The essay on “Property, Commoning and the Politics of Free Software” was originally a PhD thesis, which required it to have an abstract of no more han 300 words. That is rather few, especially if you have just spent seven to ten years thinking about, researching and formulating your ideas and thoughts about a very wide set of topics, debates and questions.
This is the result, which satisfied academic criteria, but with which the author himself was not very happy. Especially the “linguistic anthropomorphism” in the statement that “This thesis argues” rubs me up the wrong way, but it made things easier and kept the word count down, so that was how it came into being despite very strong reservations, both linguistically, stylistically and aesthetically:
The enclosure of cyberspace constitutes a new frontier of capitalism. Yet the Internet continues to facilitate new forms of collaboration and co-creative social relations. Whether this tension will result in a consolidation of capital and its underpinning logic, or lay the foundation for a world of voluntary cooperation, will depend on how these novel phenomena are conceptualised and organised.
This thesis argues that leading commentators on Free Software make two theoretical mistakes which threaten to have grave practical implications. First, they conflate private property (a particular form of property) with the concept of property in general. Second, they misconceive cyberspace – the intangible realm – as distinct from the material world – the tangible realm.
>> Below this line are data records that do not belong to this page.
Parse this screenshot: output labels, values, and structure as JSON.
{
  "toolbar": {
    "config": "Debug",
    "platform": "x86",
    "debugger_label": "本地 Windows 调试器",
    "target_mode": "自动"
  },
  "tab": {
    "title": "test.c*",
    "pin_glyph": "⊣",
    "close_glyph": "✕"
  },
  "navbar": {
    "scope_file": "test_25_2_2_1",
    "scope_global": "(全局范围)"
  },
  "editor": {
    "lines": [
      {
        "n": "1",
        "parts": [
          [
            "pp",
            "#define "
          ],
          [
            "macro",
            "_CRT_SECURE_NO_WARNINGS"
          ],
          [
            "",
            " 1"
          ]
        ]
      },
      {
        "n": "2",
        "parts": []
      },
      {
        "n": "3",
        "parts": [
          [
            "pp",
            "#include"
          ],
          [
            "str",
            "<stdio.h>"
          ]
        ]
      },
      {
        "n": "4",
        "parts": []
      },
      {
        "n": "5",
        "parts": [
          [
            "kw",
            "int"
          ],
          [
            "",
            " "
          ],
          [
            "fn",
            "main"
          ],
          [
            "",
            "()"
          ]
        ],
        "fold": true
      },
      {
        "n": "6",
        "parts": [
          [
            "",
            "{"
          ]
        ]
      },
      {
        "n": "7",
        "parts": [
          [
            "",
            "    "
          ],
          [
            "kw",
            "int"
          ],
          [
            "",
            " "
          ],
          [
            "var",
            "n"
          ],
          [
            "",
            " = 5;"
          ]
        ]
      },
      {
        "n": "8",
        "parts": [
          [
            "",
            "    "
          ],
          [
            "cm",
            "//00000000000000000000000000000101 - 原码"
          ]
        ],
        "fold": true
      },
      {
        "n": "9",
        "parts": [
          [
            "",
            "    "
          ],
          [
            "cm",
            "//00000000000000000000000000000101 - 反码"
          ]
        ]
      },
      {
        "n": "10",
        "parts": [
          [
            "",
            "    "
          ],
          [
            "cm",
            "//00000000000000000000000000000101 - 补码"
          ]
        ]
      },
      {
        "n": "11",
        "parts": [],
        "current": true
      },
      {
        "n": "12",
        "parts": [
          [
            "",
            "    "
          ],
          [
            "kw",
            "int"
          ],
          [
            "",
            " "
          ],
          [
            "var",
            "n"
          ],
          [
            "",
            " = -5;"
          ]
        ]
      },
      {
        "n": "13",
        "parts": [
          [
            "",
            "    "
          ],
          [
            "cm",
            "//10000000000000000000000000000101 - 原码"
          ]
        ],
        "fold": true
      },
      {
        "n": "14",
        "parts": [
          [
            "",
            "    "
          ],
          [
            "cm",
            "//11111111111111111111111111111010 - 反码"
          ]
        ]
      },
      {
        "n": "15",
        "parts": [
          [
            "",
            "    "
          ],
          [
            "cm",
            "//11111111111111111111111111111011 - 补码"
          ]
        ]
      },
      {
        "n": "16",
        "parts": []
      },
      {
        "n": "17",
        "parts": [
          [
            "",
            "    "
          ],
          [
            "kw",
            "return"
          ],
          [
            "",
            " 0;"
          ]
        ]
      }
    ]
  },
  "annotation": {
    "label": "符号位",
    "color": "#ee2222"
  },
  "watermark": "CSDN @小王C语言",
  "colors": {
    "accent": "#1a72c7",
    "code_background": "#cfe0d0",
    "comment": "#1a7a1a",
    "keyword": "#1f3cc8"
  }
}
Consequently, prevailing property relations in the tangible realm are left unquestioned, while the material underpinning of cyberspace is obscured. By contrast, the thesis aims to show the critical importance of recognising the materiality of the novel phenomena made possible by the Internet. In addition, an examination of concepts of private property in liberal jurisprudence reveals a number of distinct components and potential configurations thereof. It is argued that all relations between people with regard to things can in fact be understood in terms of configurations of these same components. This allows for an understanding of commoning – collective action based on shared values and self-organisation – in terms of property. Free Software, on this model, can be understood as an autonomous commons that has constituted itself through the reconfiguration of a private property right, namely copyright.
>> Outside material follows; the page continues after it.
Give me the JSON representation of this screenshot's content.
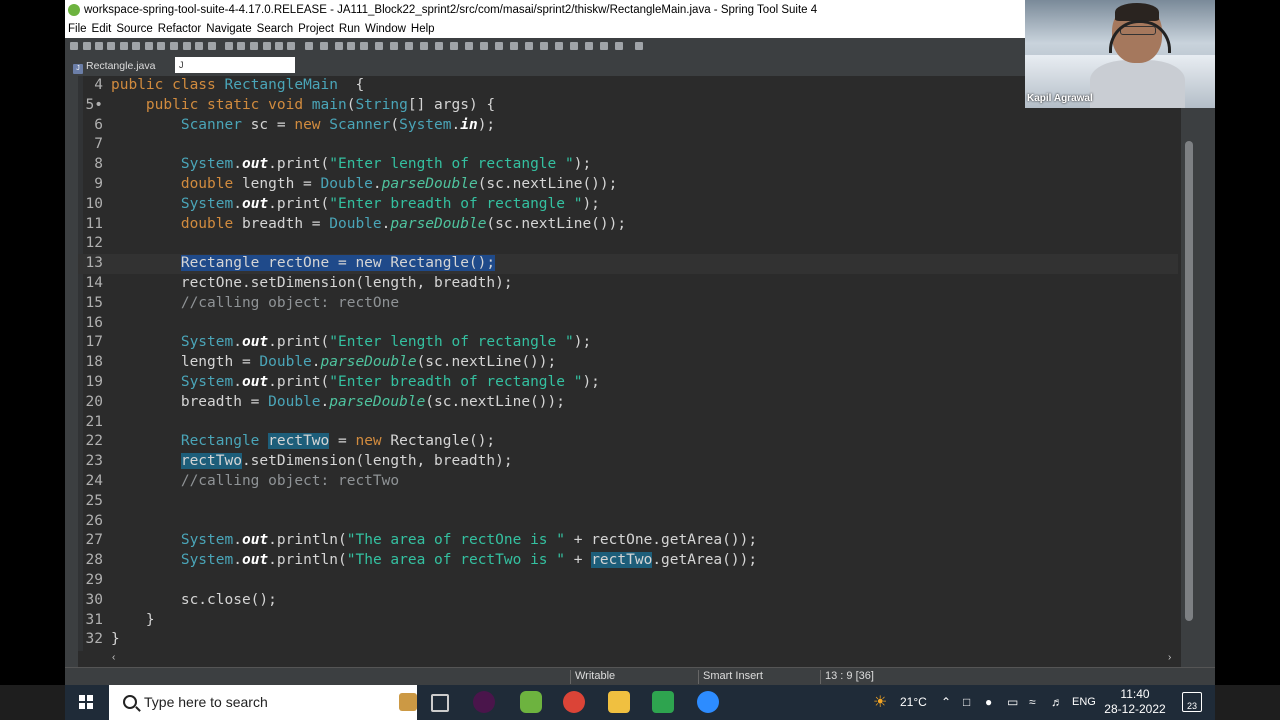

Conceptualising the relational modalities of Free Software and commoning in terms of property thus feeds back into the concept of property. This understanding can in turn be mapped back onto the tangible realm, reanimating debate about the range of possible property relations more generally.